(Contemporary Literary Criticism)

For anyone interested in Bunuel, Simon del Desierto is essential because this is the one film in which Bunuel takes as his immediate subject that which has played so important a part in the background of all his films: Christianity….

Simon is obviously neither Viridiana nor Nazarin: he is a powerful, fascinating figure, and Bunuel's treatment of him is generally sympathetic. Nevertheless, the film, intellectually a dilemma, is cynical and pessimistic. On the one hand, there is the nihilism of the 20th century which we all know; on the other, there is Simon's world—which is not entirely typical….

One of the most interesting tensions in any Bunuel film is between the elegant, composed construction of the film, so apparently slick and impersonal, and the pervading subjective obsessions….
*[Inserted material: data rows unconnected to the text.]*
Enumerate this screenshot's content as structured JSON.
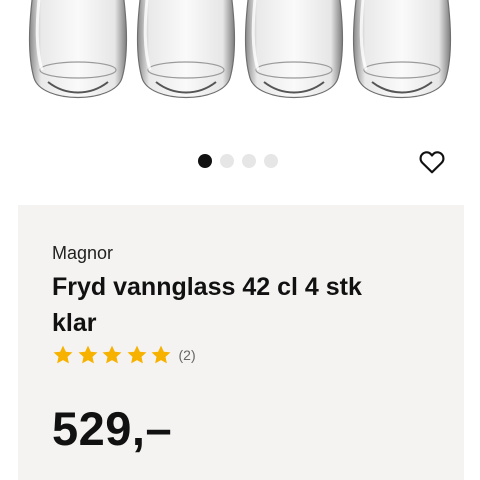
{
  "product": {
    "brand": "Magnor",
    "title": "Fryd vannglass 42 cl 4 stk klar",
    "rating": 5,
    "rating_max": 5,
    "review_count": "(2)",
    "price": "529,–"
  },
  "gallery": {
    "image_count": 4,
    "active_index": 0
  },
  "colors": {
    "star": "#f7b200",
    "card_bg": "#f4f3f1",
    "active_dot": "#111111",
    "inactive_dot": "#e6e6e6"
  },
  "icons": {
    "favorite": "heart-outline-icon",
    "rating": "star-icon"
  }
}
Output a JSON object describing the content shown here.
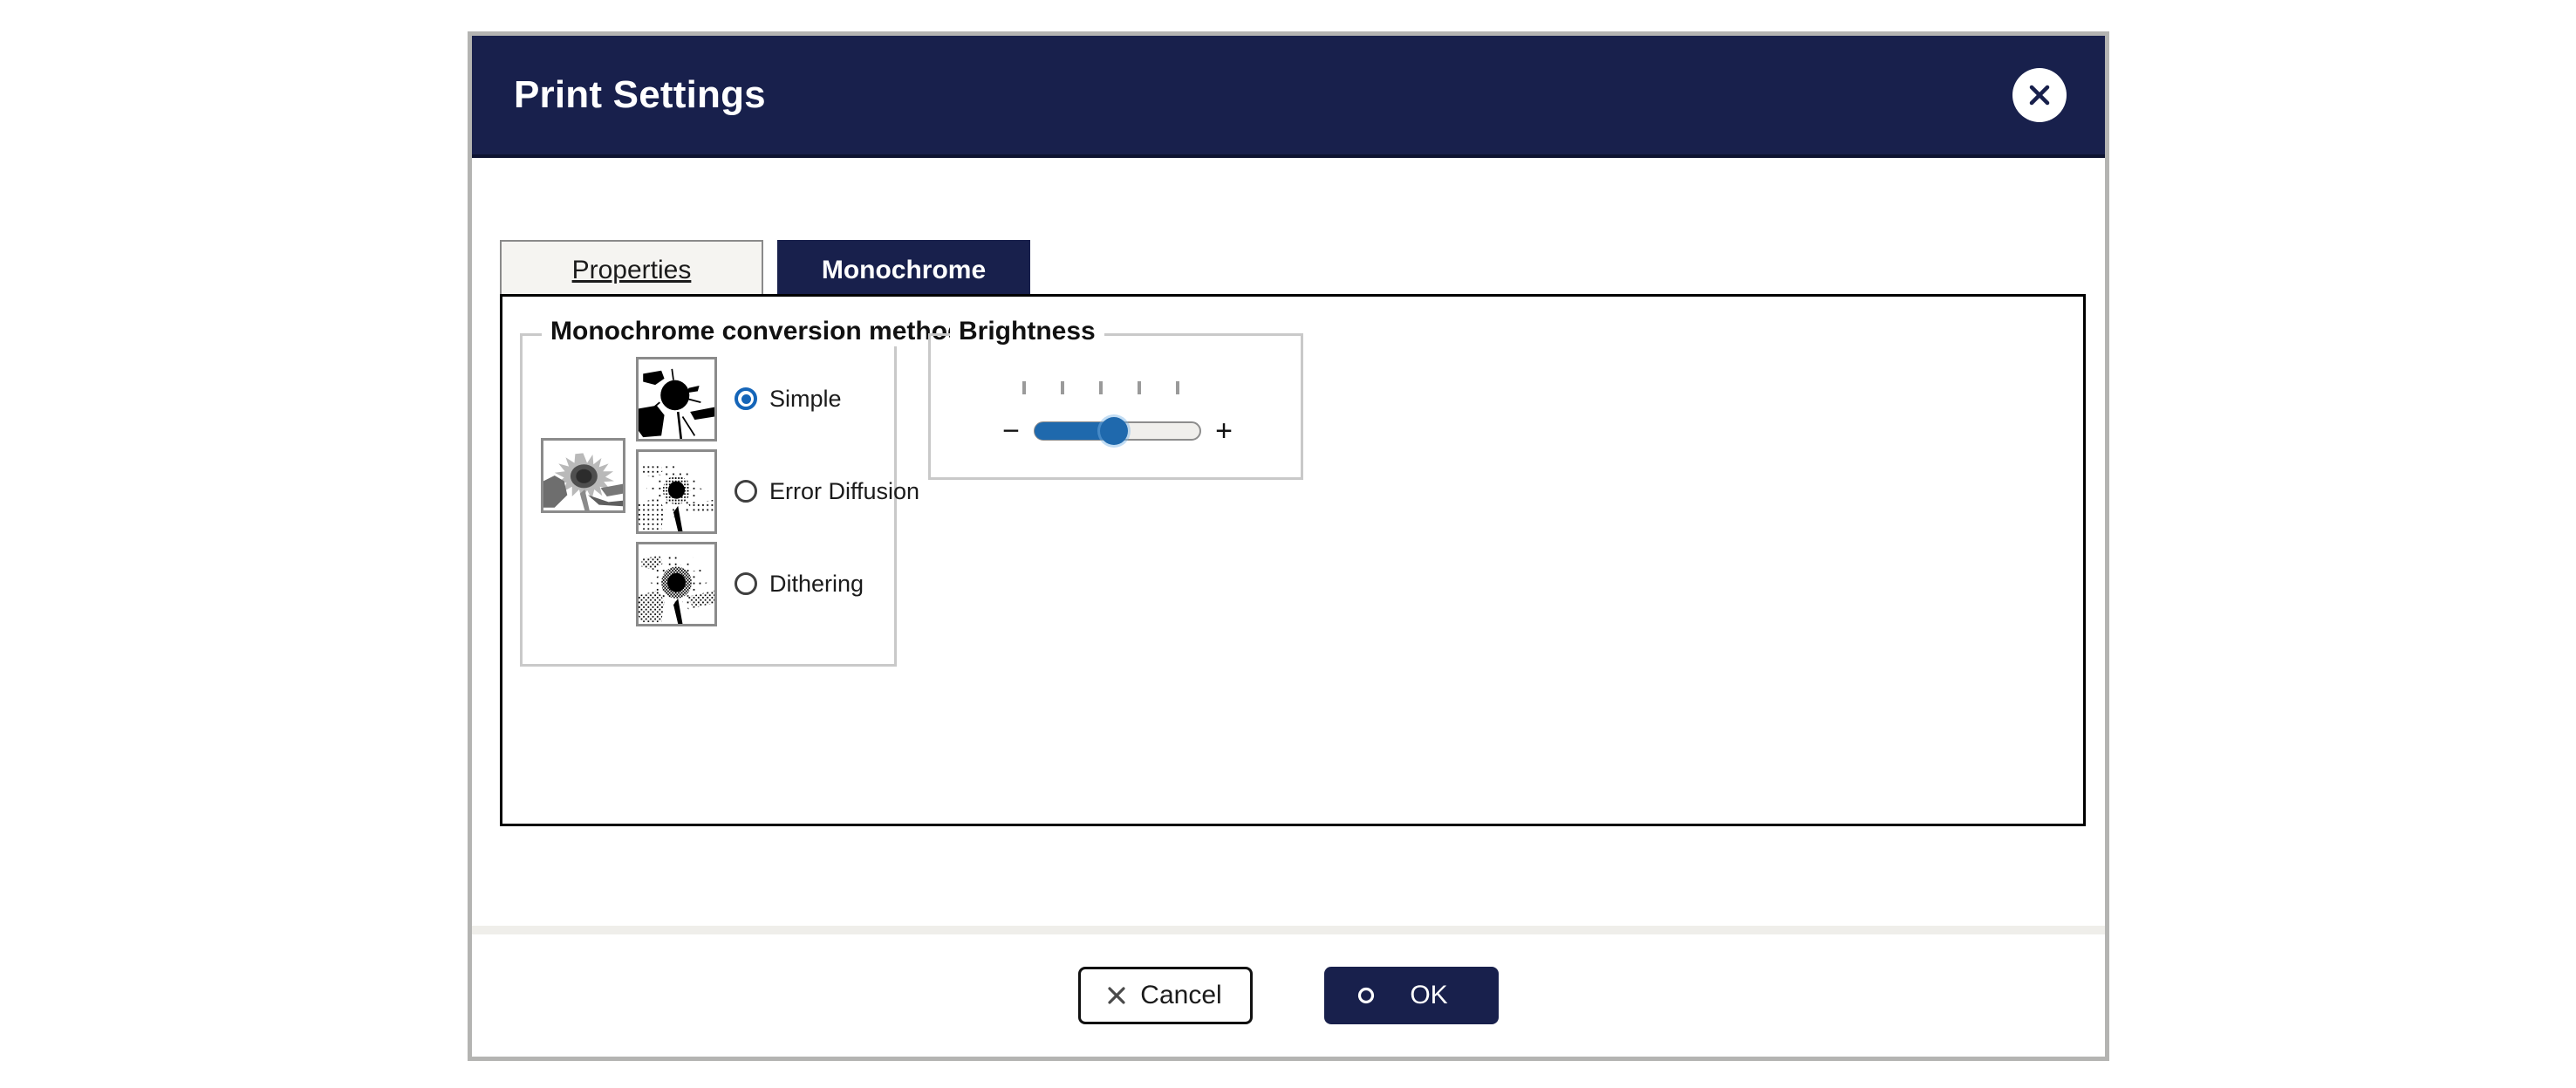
{
  "dialog": {
    "title": "Print Settings",
    "close_icon": "close-x-icon"
  },
  "tabs": [
    {
      "label": "Properties",
      "active": false
    },
    {
      "label": "Monochrome",
      "active": true
    }
  ],
  "monochrome_group": {
    "legend": "Monochrome conversion method",
    "source_preview_alt": "sunflower-grayscale-preview",
    "options": [
      {
        "label": "Simple",
        "selected": true,
        "preview_alt": "sunflower-threshold-preview"
      },
      {
        "label": "Error Diffusion",
        "selected": false,
        "preview_alt": "sunflower-error-diffusion-preview"
      },
      {
        "label": "Dithering",
        "selected": false,
        "preview_alt": "sunflower-dithering-preview"
      }
    ]
  },
  "brightness_group": {
    "legend": "Brightness",
    "decrease_label": "−",
    "increase_label": "+",
    "value_percent": 48,
    "min": 0,
    "max": 100,
    "tick_count": 5
  },
  "footer": {
    "cancel_label": "Cancel",
    "cancel_icon": "x-icon",
    "ok_label": "OK",
    "ok_icon": "circle-icon"
  },
  "colors": {
    "titlebar": "#18204c",
    "accent_blue": "#1f69ad",
    "radio_blue": "#1565b8",
    "dialog_border": "#b4b4b2",
    "panel_border": "#000000",
    "group_border": "#c9c9c9"
  }
}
Precisely what makes Simon del Desierto so interesting and important is that the Christian images do not merely float in the background but comprise the very subject of the film. It is as though Bunuel, after privately ridding himself of his own religion, now takes a careful look at the godless world of the 20th...

(The entire section is 355 words.)